[Web page and app entries]

**********

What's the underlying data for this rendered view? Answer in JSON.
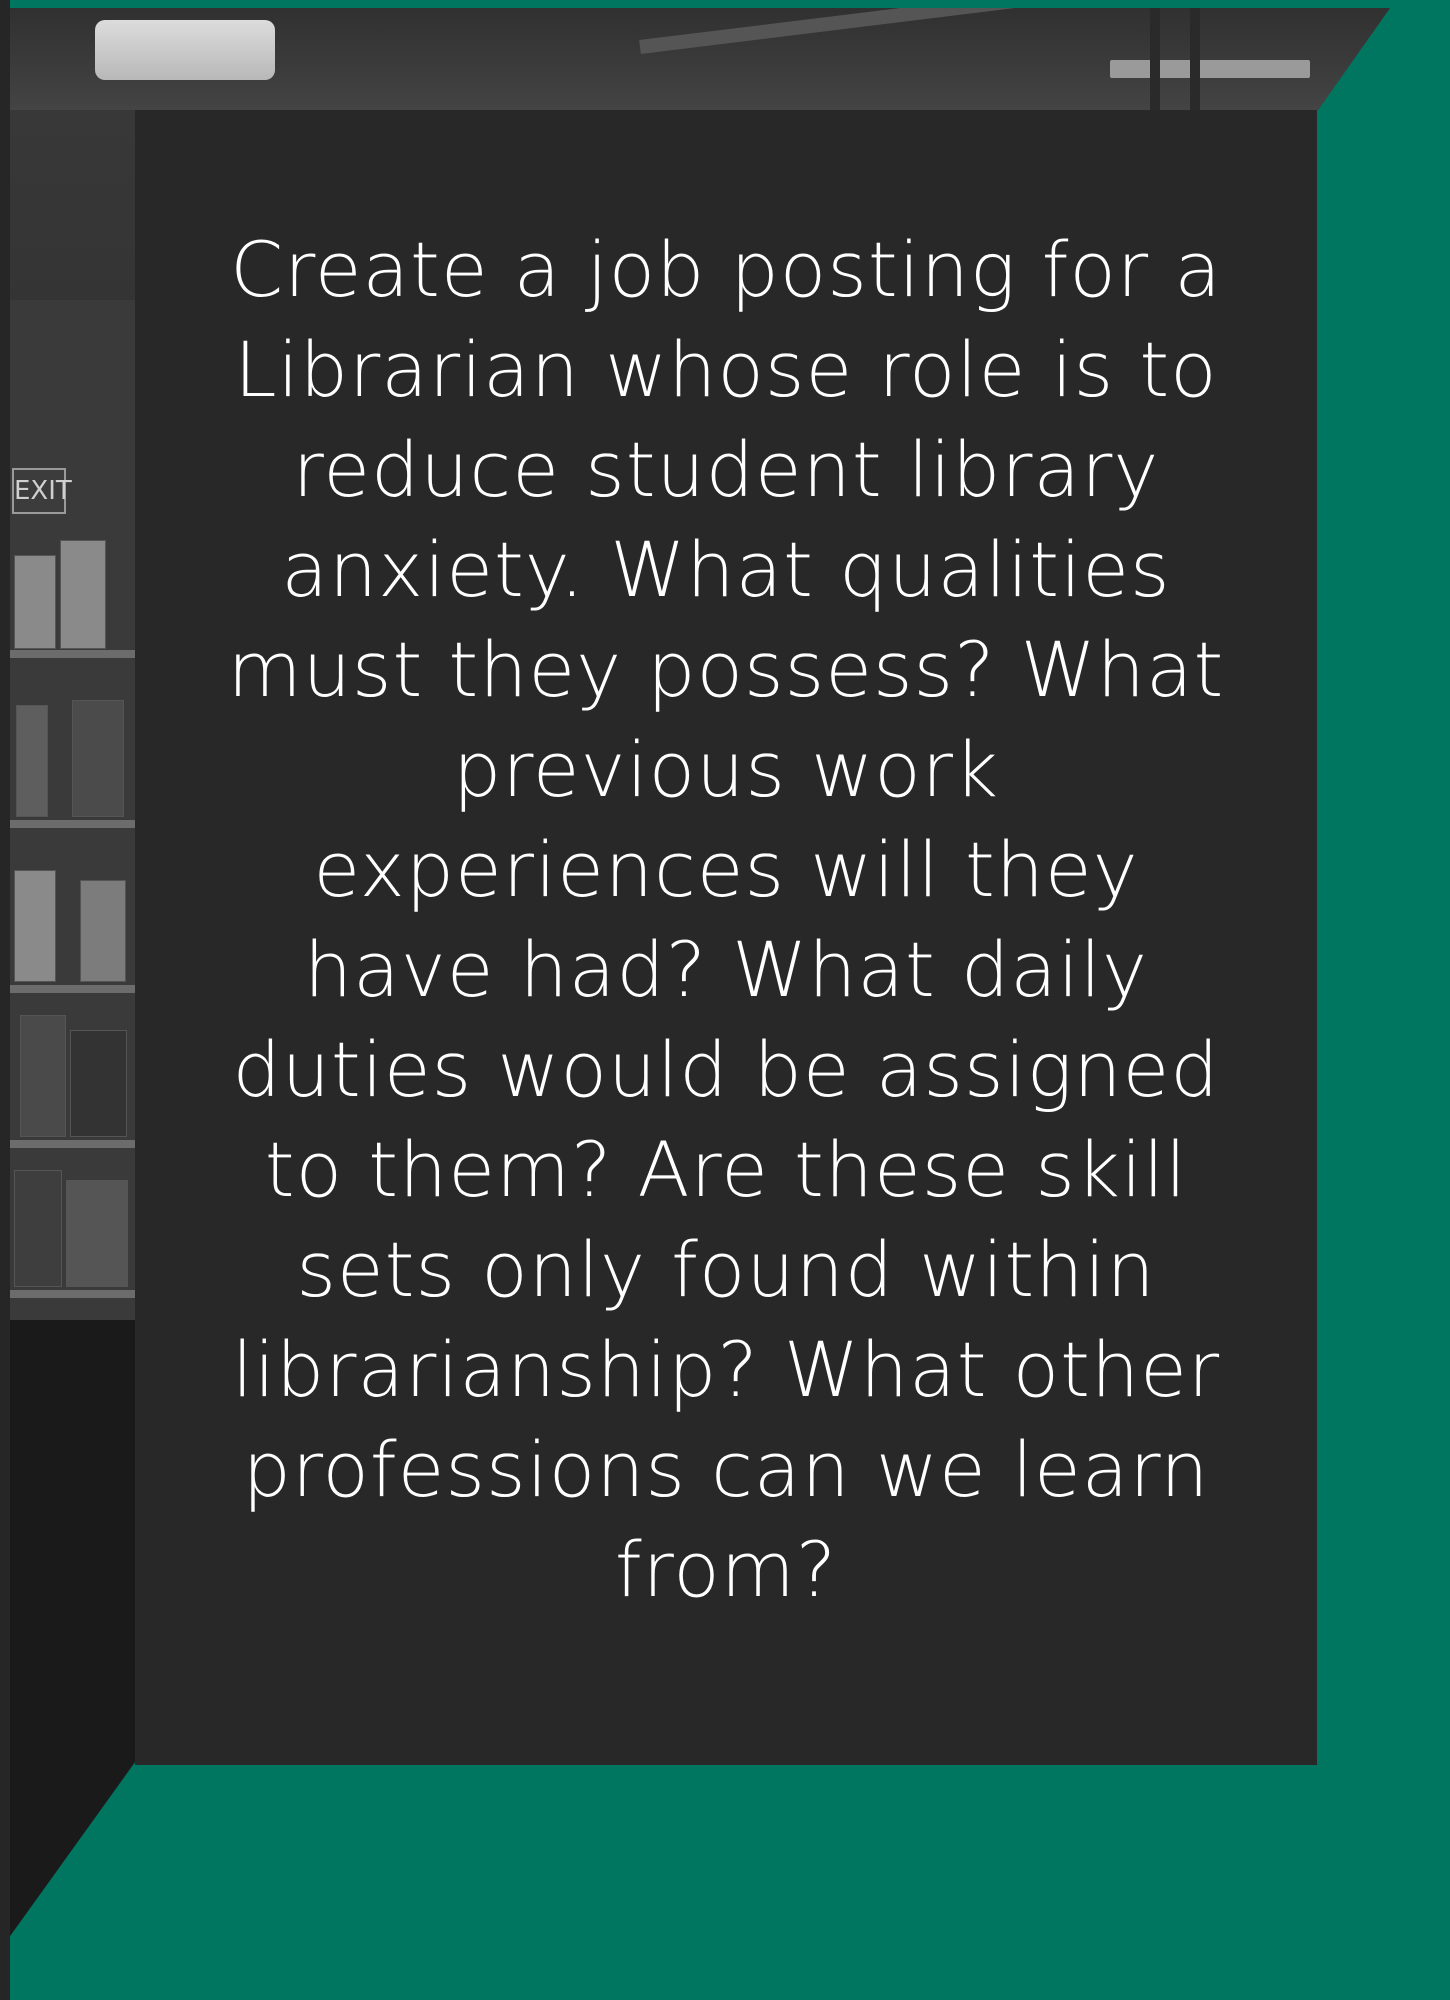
{
  "background": {
    "accent_color": "#00755f",
    "photo_description_icon": "library-bookshelf-photo"
  },
  "card": {
    "background_color": "#282828",
    "prompt_text": "Create a job posting for a Librarian whose role is to reduce student library anxiety. What qualities must they possess? What previous work experiences will they have had? What daily duties would be assigned to them? Are these skill sets only found within librarianship? What other professions can we learn from?"
  },
  "photo": {
    "exit_sign_text": "EXIT"
  }
}
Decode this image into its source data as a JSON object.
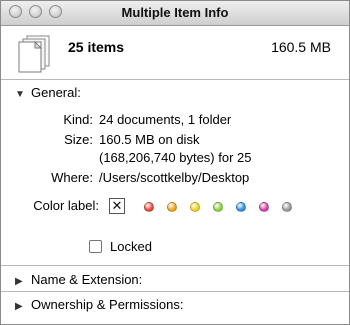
{
  "window": {
    "title": "Multiple Item Info"
  },
  "summary": {
    "count": "25 items",
    "size": "160.5 MB"
  },
  "sections": {
    "general": "General:",
    "name_extension": "Name & Extension:",
    "ownership": "Ownership & Permissions:"
  },
  "general": {
    "kind_label": "Kind:",
    "kind_value": "24 documents, 1 folder",
    "size_label": "Size:",
    "size_value_line1": "160.5 MB on disk",
    "size_value_line2": "(168,206,740 bytes) for 25",
    "where_label": "Where:",
    "where_value": "/Users/scottkelby/Desktop",
    "color_label": "Color label:",
    "color_none_symbol": "✕",
    "label_colors": [
      "#e8473f",
      "#f2a31c",
      "#f2d31b",
      "#8dd33c",
      "#2f8ee6",
      "#d63fa5",
      "#9a9a9a"
    ],
    "locked_label": "Locked"
  },
  "icons": {
    "doc_stack": "documents-stack-icon",
    "disclosure_open": "triangle-down-icon",
    "disclosure_closed": "triangle-right-icon"
  }
}
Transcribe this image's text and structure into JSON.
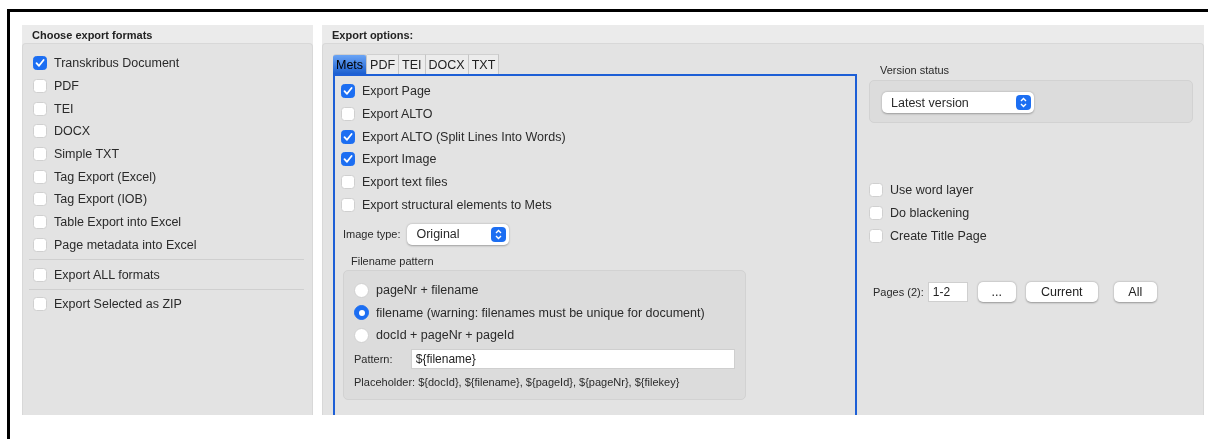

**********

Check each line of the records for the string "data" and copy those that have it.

What's the underlying data for this rendered view? Answer in JSON.
Decode this image into its source data as a JSON object.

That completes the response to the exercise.